Executive leaders are at different positions along a continuum of insight and business case development related to the intentional and strategic investment in community health.
COMPLIANCE: Early on, the main driver for engagement in population health may be entirely driven by regulatory considerations, such as those mandated by the Occupational Safety and Health Administration (OSHA) related to worker safety.
CHARITABLE: Charitable giving provides opportunity for companies to be visible in doing good with benefit to their reputation.
STRATEGIC: Companies may set up systems that connect health and safety to business value and success.
SYSTEMIC: Eventually efforts become systemic and morph into cultures of health, safety, and well-being at the workplace that connect to the community and reflect norms and value systems that appreciate the need to address social determinants of health as a component of organizational priority with direct impact on performance and achievement.
For businesses, the decision to invest is affected by a variety of inputs, basically from three sources: regulatory/legal, financial/corporate priorities, or moral/ethical. The availability of effective programs, services, and policies informs the investment decision. Furthermore, metrics and performance incentives need to be in place to ensure proper implementation and execution of the business plan to improve the population’s health. All this needs to be considered along with the interests of all stakeholders and partner organizations that have come together with shared interests and goals. When all these requirements are satisfied, a well-designed action plan may be ready for implementation.

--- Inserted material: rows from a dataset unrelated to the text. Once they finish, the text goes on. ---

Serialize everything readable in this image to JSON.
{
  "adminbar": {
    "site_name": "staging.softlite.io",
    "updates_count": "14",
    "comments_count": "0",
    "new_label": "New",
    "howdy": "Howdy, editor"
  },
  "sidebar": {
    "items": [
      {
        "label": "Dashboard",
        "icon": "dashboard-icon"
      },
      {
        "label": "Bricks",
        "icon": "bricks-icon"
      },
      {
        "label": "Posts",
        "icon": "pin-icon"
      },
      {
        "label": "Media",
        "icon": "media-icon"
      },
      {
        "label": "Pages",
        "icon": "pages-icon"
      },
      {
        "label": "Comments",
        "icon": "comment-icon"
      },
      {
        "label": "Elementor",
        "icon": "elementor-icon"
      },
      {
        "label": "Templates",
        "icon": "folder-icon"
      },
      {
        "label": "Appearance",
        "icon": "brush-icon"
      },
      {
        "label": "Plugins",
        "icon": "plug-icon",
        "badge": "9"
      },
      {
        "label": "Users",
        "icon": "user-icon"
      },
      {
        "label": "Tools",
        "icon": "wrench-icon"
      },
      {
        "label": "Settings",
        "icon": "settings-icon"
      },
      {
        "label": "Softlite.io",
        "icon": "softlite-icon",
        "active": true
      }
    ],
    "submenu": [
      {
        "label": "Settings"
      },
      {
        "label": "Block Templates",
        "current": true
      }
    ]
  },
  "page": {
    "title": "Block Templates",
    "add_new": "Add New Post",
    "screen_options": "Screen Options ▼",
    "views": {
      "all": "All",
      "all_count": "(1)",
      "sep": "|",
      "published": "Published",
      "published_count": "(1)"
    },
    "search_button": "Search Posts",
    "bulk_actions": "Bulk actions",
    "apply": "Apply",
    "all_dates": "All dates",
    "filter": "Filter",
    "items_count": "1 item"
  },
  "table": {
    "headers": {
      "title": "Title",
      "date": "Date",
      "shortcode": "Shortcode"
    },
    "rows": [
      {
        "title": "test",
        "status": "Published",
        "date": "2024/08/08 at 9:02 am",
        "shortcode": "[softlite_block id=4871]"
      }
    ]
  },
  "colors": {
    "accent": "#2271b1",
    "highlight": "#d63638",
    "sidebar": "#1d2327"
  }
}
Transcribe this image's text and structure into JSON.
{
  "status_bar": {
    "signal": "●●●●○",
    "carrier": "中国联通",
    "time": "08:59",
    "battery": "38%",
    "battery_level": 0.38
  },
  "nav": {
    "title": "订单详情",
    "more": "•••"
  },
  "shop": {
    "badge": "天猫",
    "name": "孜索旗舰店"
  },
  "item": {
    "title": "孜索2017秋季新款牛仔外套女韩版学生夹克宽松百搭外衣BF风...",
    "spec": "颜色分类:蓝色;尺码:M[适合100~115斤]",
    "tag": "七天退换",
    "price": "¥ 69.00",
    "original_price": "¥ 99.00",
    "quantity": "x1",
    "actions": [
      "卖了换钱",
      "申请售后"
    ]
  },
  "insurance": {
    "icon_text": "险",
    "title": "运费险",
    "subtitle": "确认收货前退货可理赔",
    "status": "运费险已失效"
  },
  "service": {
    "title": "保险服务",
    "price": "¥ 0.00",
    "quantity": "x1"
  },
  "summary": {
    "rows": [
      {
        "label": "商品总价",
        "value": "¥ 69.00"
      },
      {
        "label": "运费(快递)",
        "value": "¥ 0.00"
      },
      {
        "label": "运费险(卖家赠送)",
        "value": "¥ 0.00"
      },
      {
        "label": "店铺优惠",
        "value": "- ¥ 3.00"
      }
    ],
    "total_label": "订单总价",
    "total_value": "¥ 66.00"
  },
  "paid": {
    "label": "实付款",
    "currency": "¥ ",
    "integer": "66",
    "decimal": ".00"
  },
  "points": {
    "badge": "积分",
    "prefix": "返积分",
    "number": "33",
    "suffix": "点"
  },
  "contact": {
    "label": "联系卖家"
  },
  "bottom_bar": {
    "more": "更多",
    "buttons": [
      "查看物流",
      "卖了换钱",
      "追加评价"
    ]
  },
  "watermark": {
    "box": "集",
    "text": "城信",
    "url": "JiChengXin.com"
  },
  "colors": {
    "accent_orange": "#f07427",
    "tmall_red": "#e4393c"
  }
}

Pronk, N.P., Baase, C., Noyce, J., and Stevens, D.E. (2015) Corporate America and Community Health: Exploring the business case for investment. JOEM, 2015;57(5):493-500.